Article abstract


Introduction: blood-borne pathogens such as human immunodeficiency virus (HIV), hepatitis B and C (HBV and HCV) viruses and Treponema pallidum remain a major public health problem in sub-Saharan Africa. The purpose of this study was to assess the frequency and clinical implications of HIV, HBV, HCV and Treponema pallidum markers in blood donors in a rural area of Southeast Gabon (Koula-Moutou) from 2012 to 2017.

 

Methods: hepatitis B surface antigen (HBsAg), anti-HIV, anti-HCV and anti-Treponema pallidum antibodies were screened using rapid diagnostic tests.

 

Results: of a total of 5,706 blood donors, 1,054 (18.5%) were seropositive for at least one infectious marker and 59 (5.6%) had serologic evidence of multiple infections. The overall seroprevalence of HIV, HBsAg, HCV, and syphilis was 3.1%; 5.9%; 6.2% and 3.3%, respectively. HIV, syphilis and HCV distributions were associated with neither the sex nor the age of the donors. Only HBsAg seroprevalence was significantly higher in donors of the age group 26-35 years old compared to donors of the age group 36-45 years (OR = 1.43 (95% CI: 1.01-2.04), P = 0.045). There was a significant increase in the frequencies of HIV and syphilis and a regression of HBsAg and HCV among blood donors.

 

Conclusion: this study presents the epidemiology of the main pathogens detected in blood donors in a rural area in Gabon.
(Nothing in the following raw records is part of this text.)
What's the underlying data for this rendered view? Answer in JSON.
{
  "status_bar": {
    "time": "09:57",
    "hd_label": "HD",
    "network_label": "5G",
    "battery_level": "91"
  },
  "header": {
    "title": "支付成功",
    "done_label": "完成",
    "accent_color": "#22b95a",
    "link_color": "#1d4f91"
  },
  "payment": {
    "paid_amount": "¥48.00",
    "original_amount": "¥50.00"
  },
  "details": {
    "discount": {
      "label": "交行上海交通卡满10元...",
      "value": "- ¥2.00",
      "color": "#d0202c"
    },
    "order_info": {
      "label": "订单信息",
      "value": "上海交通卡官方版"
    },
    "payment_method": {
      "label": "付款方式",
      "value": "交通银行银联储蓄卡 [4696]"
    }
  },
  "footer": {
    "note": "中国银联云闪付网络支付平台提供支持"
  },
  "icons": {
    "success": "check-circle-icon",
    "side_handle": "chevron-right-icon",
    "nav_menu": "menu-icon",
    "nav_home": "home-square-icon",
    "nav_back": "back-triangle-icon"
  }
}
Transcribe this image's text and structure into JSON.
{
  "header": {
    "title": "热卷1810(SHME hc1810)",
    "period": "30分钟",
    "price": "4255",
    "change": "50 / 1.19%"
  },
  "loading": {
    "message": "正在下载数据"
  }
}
We found that the overall distribution of transfusion transmitted infectious diseases were lower than those observed in the general population but could be underestimated due to the use of rapid diagnostic tests (RDTs) in the screening process of the blood donations.